Quiet a lot of insight can be gained form experience, I was just wondering if anybody has seen something similar to this before. The plot shows the initial condition (green) for the advection-diffusion equation, then the solution at iteration 200 (blue) and then again at iteration 400 (red). The solution of the advection-diffusion equation blows up after a few iterations. The Péclet number $\mu\approx0.07$, and the CFL condition is satisfied, $C\approx 0.0015$, so the equations should be stable. I anticipate I have a bug in the numerical code.

Background. The discretisation is central difference for both advection and diffusion terms. I believe this is first order of advection and second order for diffusion.
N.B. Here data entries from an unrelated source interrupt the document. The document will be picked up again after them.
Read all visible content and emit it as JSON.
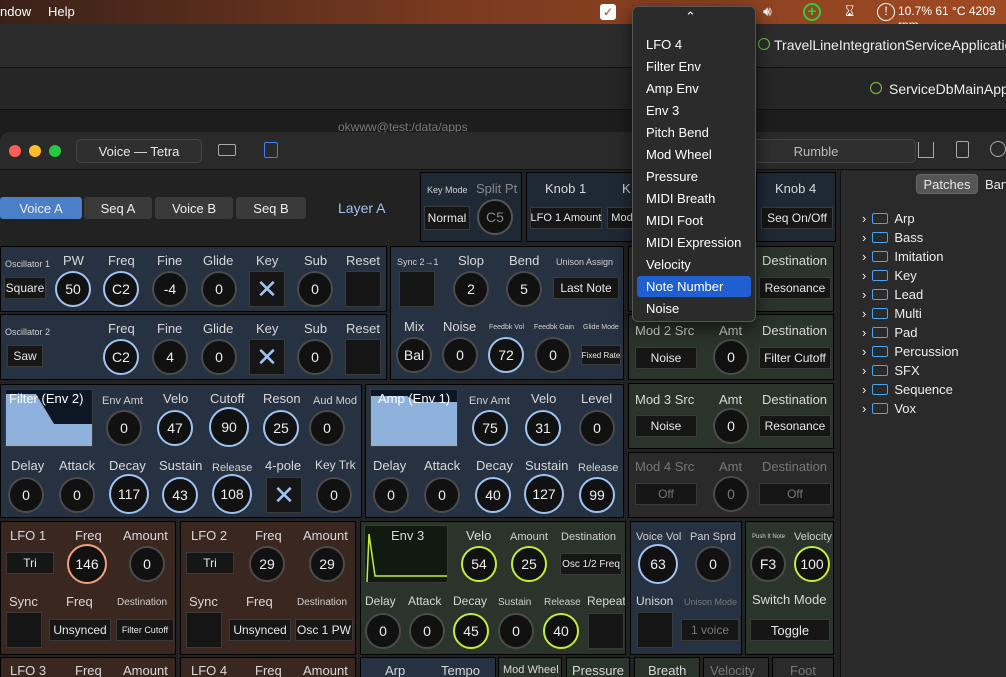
{
  "menubar": {
    "items": [
      "ndow",
      "Help"
    ],
    "status": "10.7% 61 °C 4209 rpm"
  },
  "bg_windows": {
    "win1_title": "TravelLineIntegrationServiceApplication",
    "win2_title": "ServiceDbMainApp",
    "win3_title": "okwww@test:/data/apps"
  },
  "window": {
    "title": "Voice — Tetra",
    "patch_name": "Rumble"
  },
  "tabs": [
    "Voice A",
    "Seq A",
    "Voice B",
    "Seq B"
  ],
  "layer_label": "Layer A",
  "keymode": {
    "label": "Key Mode",
    "value": "Normal",
    "split_label": "Split Pt",
    "split_value": "C5"
  },
  "knobs_top": [
    {
      "label": "Knob 1",
      "value": "LFO 1 Amount"
    },
    {
      "label": "K",
      "value": "Mod"
    },
    {
      "label": "Knob 4",
      "value": "Seq On/Off"
    }
  ],
  "osc1": {
    "title": "Oscillator 1",
    "shape": "Square",
    "labels": [
      "PW",
      "Freq",
      "Fine",
      "Glide",
      "Key",
      "Sub",
      "Reset"
    ],
    "pw": "50",
    "freq": "C2",
    "fine": "-4",
    "glide": "0",
    "sub": "0"
  },
  "osc2": {
    "title": "Oscillator 2",
    "shape": "Saw",
    "labels": [
      "Freq",
      "Fine",
      "Glide",
      "Key",
      "Sub",
      "Reset"
    ],
    "freq": "C2",
    "fine": "4",
    "glide": "0",
    "sub": "0"
  },
  "sync": {
    "label": "Sync 2→1",
    "slop_label": "Slop",
    "slop": "2",
    "bend_label": "Bend",
    "bend": "5",
    "unison_label": "Unison Assign",
    "unison": "Last Note"
  },
  "mix": {
    "mix_label": "Mix",
    "mix": "Bal",
    "noise_label": "Noise",
    "noise": "0",
    "fbvol_label": "Feedbk Vol",
    "fbvol": "72",
    "fbgain_label": "Feedbk Gain",
    "fbgain": "0",
    "glide_label": "Glide Mode",
    "glide": "Fixed Rate"
  },
  "mods": [
    {
      "src_label": "Mod 2 Src",
      "src": "Noise",
      "amt_label": "Amt",
      "amt": "0",
      "dest_label": "Destination",
      "dest": "Filter Cutoff"
    },
    {
      "src_label": "Mod 3 Src",
      "src": "Noise",
      "amt_label": "Amt",
      "amt": "0",
      "dest_label": "Destination",
      "dest": "Resonance"
    },
    {
      "src_label": "Mod 4 Src",
      "src": "Off",
      "amt_label": "Amt",
      "amt": "0",
      "dest_label": "Destination",
      "dest": "Off"
    }
  ],
  "mod1": {
    "dest_label": "Destination",
    "dest": "Resonance"
  },
  "filter": {
    "title": "Filter (Env 2)",
    "env_amt_label": "Env Amt",
    "env_amt": "0",
    "velo_label": "Velo",
    "velo": "47",
    "cutoff_label": "Cutoff",
    "cutoff": "90",
    "reson_label": "Reson",
    "reson": "25",
    "aud_label": "Aud Mod",
    "aud": "0",
    "delay_label": "Delay",
    "delay": "0",
    "attack_label": "Attack",
    "attack": "0",
    "decay_label": "Decay",
    "decay": "117",
    "sustain_label": "Sustain",
    "sustain": "43",
    "release_label": "Release",
    "release": "108",
    "pole_label": "4-pole",
    "keytrk_label": "Key Trk",
    "keytrk": "0"
  },
  "amp": {
    "title": "Amp (Env 1)",
    "env_amt_label": "Env Amt",
    "env_amt": "75",
    "velo_label": "Velo",
    "velo": "31",
    "level_label": "Level",
    "level": "0",
    "delay_label": "Delay",
    "delay": "0",
    "attack_label": "Attack",
    "attack": "0",
    "decay_label": "Decay",
    "decay": "40",
    "sustain_label": "Sustain",
    "sustain": "127",
    "release_label": "Release",
    "release": "99"
  },
  "lfo1": {
    "title": "LFO 1",
    "shape": "Tri",
    "freq_label": "Freq",
    "freq": "146",
    "amount_label": "Amount",
    "amount": "0",
    "sync_label": "Sync",
    "freq2_label": "Freq",
    "freq2": "Unsynced",
    "dest_label": "Destination",
    "dest": "Filter Cutoff"
  },
  "lfo2": {
    "title": "LFO 2",
    "shape": "Tri",
    "freq_label": "Freq",
    "freq": "29",
    "amount_label": "Amount",
    "amount": "29",
    "sync_label": "Sync",
    "freq2_label": "Freq",
    "freq2": "Unsynced",
    "dest_label": "Destination",
    "dest": "Osc 1 PW"
  },
  "env3": {
    "title": "Env 3",
    "velo_label": "Velo",
    "velo": "54",
    "amount_label": "Amount",
    "amount": "25",
    "dest_label": "Destination",
    "dest": "Osc 1/2 Freq",
    "delay_label": "Delay",
    "delay": "0",
    "attack_label": "Attack",
    "attack": "0",
    "decay_label": "Decay",
    "decay": "45",
    "sustain_label": "Sustain",
    "sustain": "0",
    "release_label": "Release",
    "release": "40",
    "repeat_label": "Repeat"
  },
  "voice": {
    "vol_label": "Voice Vol",
    "vol": "63",
    "pan_label": "Pan Sprd",
    "pan": "0",
    "unison_label": "Unison",
    "unison_mode_label": "Unison Mode",
    "unison_mode": "1 voice"
  },
  "push": {
    "label": "Push It Note",
    "value": "F3",
    "velocity_label": "Velocity",
    "velocity": "100",
    "switch_label": "Switch Mode",
    "switch": "Toggle"
  },
  "bottom": {
    "lfo3": "LFO 3",
    "freq": "Freq",
    "amount": "Amount",
    "lfo4": "LFO 4",
    "freq4": "Freq",
    "amount4": "Amount",
    "arp": "Arp",
    "tempo": "Tempo",
    "tabs": [
      "Mod Wheel",
      "Pressure",
      "Breath",
      "Velocity",
      "Foot"
    ]
  },
  "sidebar": {
    "tabs": [
      "Patches",
      "Ban"
    ],
    "folders": [
      "Arp",
      "Bass",
      "Imitation",
      "Key",
      "Lead",
      "Multi",
      "Pad",
      "Percussion",
      "SFX",
      "Sequence",
      "Vox"
    ]
  },
  "dropdown": {
    "items": [
      "LFO 4",
      "Filter Env",
      "Amp Env",
      "Env 3",
      "Pitch Bend",
      "Mod Wheel",
      "Pressure",
      "MIDI Breath",
      "MIDI Foot",
      "MIDI Expression",
      "Velocity",
      "Note Number",
      "Noise"
    ],
    "selected": "Note Number"
  }
}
I have implemented this using a finite-volume approach (for the first time) in which the coefficients (velocity and diffusion coefficient) values at the cell faces is found by linear interpolation from the cell averages. I apply Robin boundary condition on the left and right surfaces and set the flux at the boundaries to zero.

How do you debug your numerical code? Has anybody scene something like this before, where would be a good place to starting looking?

Update

Update

The solution couldn't be more simple! I just made a sign error on the diffusion term. It's strange, I'm sure it I had not of posted this I would not have found the error! If someone wants to share tips on how they debug their numerical code I am still interested. I don't have a method, it's a bit hit and miss, I keep on trying stuff to get clues, but this process can take weeks (sometimes).

Proof it works (N.B. that with the finite-volume method all you need to do to calculate the area is a summation of width $\times$ height for all the cells, if you use an integration method such as numpy.trapz your results include the numerical error of the trapezium method). What is happening here? There is a constant velocity and diffusion coefficients but with closed boundary conditions. Therefore at the boundary we see the equilibrium between the velocity field pushing to the right and the diffusion push to the left. • I admire your conscentious approach to this problem. Are these plots from the time-dependent equations? If yes, what do you observe for $\theta = 0,0.5,1$?
– Jan
Jun 21, 2013 at 8:54
• I tried that, it gives broadly the same. But now I feel stupid, I was testing for a sign error... setting $a=0$ and $d<0$ makes it work (in the diffusion limit, yes negative diffusion makes it work!). So for future reference, the above could be consistent with a sign error. Not completely tested yet so I will report back soon! PS. thanks for the compliment :) Jun 21, 2013 at 9:01